BROWN: Her blog is called Least Desirable. One of her posts talks about an OKCupid date she had at a bar in Crown Heights, Brooklyn.

CURTIS: This is it. Yup.

BROWN: Ari took me to that bar, and she told me what the date told her over drinks.

CURTIS: He had recently gone home, and he was like, yeah, my family would never approve of you. (Laughter) And I was just like, OK (laughter).

BROWN: Because she's black.

CURTIS: Yeah. Because I'm black.

BROWN: That interaction left Ari feeling confused, really uncomfortable. And, it wasn't a new feeling. She also shared this account of a date with another white man she met on Tinder.

CURTIS: He was like, so we have to bring the hood out of you, bring the ghetto out of you. And I was like, I'm sorry, what? (Laughter). It made me feel like I wasn't enough, that who I am wasn't what he expected and that he wanted me to be somebody else based on my race (laughter).

BROWN: OKCupid told me the site is definitely paying attention to all of this. I talked to their chief marketing officer Melissa Hobley, and she said they've changed a lot about the app over the years. They want to encourage users to focus less on looks alone and more on what she called psychographics.

MELISSA HOBLEY: Things like what you're interested in, what moves you, what your passions are.

BROWN: Hobley said OKCupid's also talked to social scientists about why people's dating preferences come off as racist.

HOBLEY: I think that what OKCupid was seeing in the data was reflective of what happens IRL, in real life. And people tend to be often attracted to the people that they are familiar with. And in a segregated society, that can be harder in certain areas than in others.

BROWN: Ari told me she understands that. She's had to come to term with her own biases. She grew up in the mostly white town of Fort Collins, Colo., and says she was only dating white guys until she moved to New York.

Do you think that people expressing a racial preference on a dating app is just like expressing a preference for any other physical attribute, or is there something different about race?

CURTIS: I feel like there is room, honestly, to say I have a preference for somebody who looks like this, and if that person happens to be of a certain race - it's hard.

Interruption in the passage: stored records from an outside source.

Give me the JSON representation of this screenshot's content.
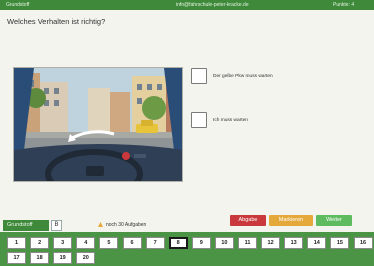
{
  "topbar": {
    "title": "Grundstoff",
    "email": "info@fahrschule-peter-kracke.de",
    "points": "Punkte: 4"
  },
  "question": {
    "text": "Welches Verhalten ist richtig?"
  },
  "answers": [
    {
      "label": "Der gelbe Pkw muss warten"
    },
    {
      "label": "Ich muss warten"
    }
  ],
  "footer": {
    "tab_basis": "Grundstoff",
    "tab_b": "B",
    "remaining": "noch 30 Aufgaben",
    "btn_abgabe": "Abgabe",
    "btn_markieren": "Markieren",
    "btn_weiter": "Weiter"
  },
  "nav": {
    "questions": [
      "1",
      "2",
      "3",
      "4",
      "5",
      "6",
      "7",
      "8",
      "9",
      "10",
      "11",
      "12",
      "13",
      "14",
      "15",
      "16",
      "17",
      "18",
      "19",
      "20"
    ],
    "active_index": 7
  },
  "colors": {
    "brand_green": "#3e8a3a",
    "nav_green": "#4c9445",
    "abgabe_red": "#c9383c",
    "markieren_orange": "#e4a93a",
    "weiter_green": "#5fbb60"
  }
}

It's hard to blame somebody for that. It really is. But on the other hand, you have to wonder if racism weren't so ingrained in our culture if they would have those preferences.

BROWN: She says she's still conflicted about her own preferences and conflicted about whether she'll even keep using dating apps, but for now she says her strategy is just to keep a casual attitude about all of it.

CURTIS: If I don't take it seriously then I don't have to be disappointed when it doesn't go well because I wasn't taking it seriously anyway.

BROWN: Jason's out of the dating game entirely now. That's because he ended up finding his current partner, a white man, on an app a couple of years ago. He credits part of his success to making bold statements about his values and his profile.

JASON: Yeah. I said something, like, really obnoxious looking back on it now. I think one of the first lines I said was, like, social justice warriors to the front of the line, please.

BROWN: He says weeding through those racist messages was really hard, but for him, worth it in the end.

JASON: Everyone deserves love and kindness and support. And pushing through and holding that close to yourself is, I think, actually also what kept me in this online dating realm, just knowing that I deserve this. And if I'm lucky enough, it'll happen. And it did.

BROWN: Ashley Brown, NPR News.

(SOUNDBITE OF MUSIC)

INSKEEP: Hey. That story is part of What Makes Us Click, MORNING EDITION's series on online dating. Transcript provided by NPR, Copyright NPR.